Advice taken, and thanks! It was effective for making a fresh mozzarella with bacterial acidification post coagulation (sorry if I'm using the wrong terms). In that case, when I used the flocculation method I don't need to add citric acid to modify the pH before coagulation. The multiplier of 3.5 worked well and after 99mins (!) a clean break was in evidence, magic! In my setup it’s hard to maintain 32C for 99 minutes (never mind me  ::))

Could I push it a bit further though? In the case of the non-traditional citric acid mozzarella, there is always a bit of curdled milk that floats to the top of the milk after adding the citric acid (diluted with water and drizzled in slowly while stirring). I could probably refine the citric acid levels to avoid this (anybody know where to find a curve of pH vs acid addition in milk to get a feel for the dependence?). That being said, the after adding the rennet curdled milk gets to the flocculation point within 5 minutes of adding the rennet, predicting a clean break at 17mins from start (!). However, below that 5mm curdled layer the rest of the milk needed much longer, something like 99min but I was impatient and cut it at 70 mins, the resulting curd not great, but will spin. So do you think I should use a multiplier of something like 100/5=20? Or should I refine the acid level? Or am I missing an obvious?

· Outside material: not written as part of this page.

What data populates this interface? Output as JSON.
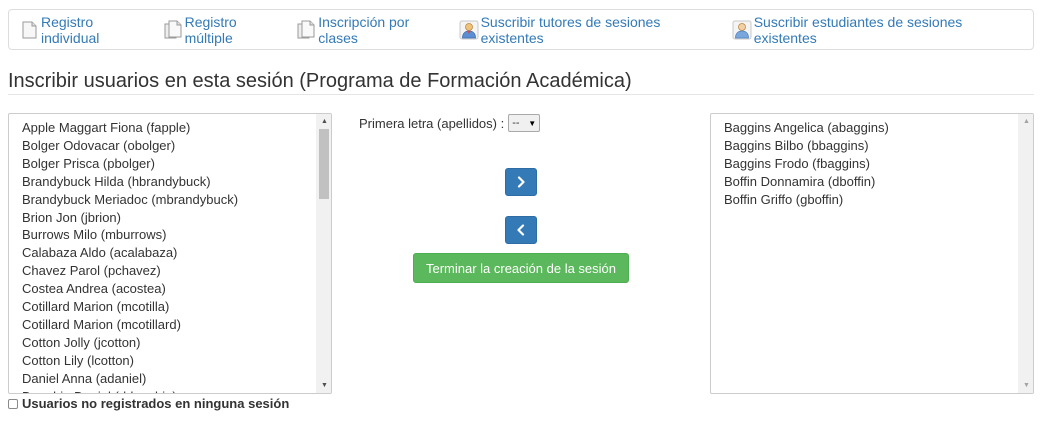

It’s amazing how variable the flocculation time can be … in multi-variable test of 2 batches... .

Thanks
Alison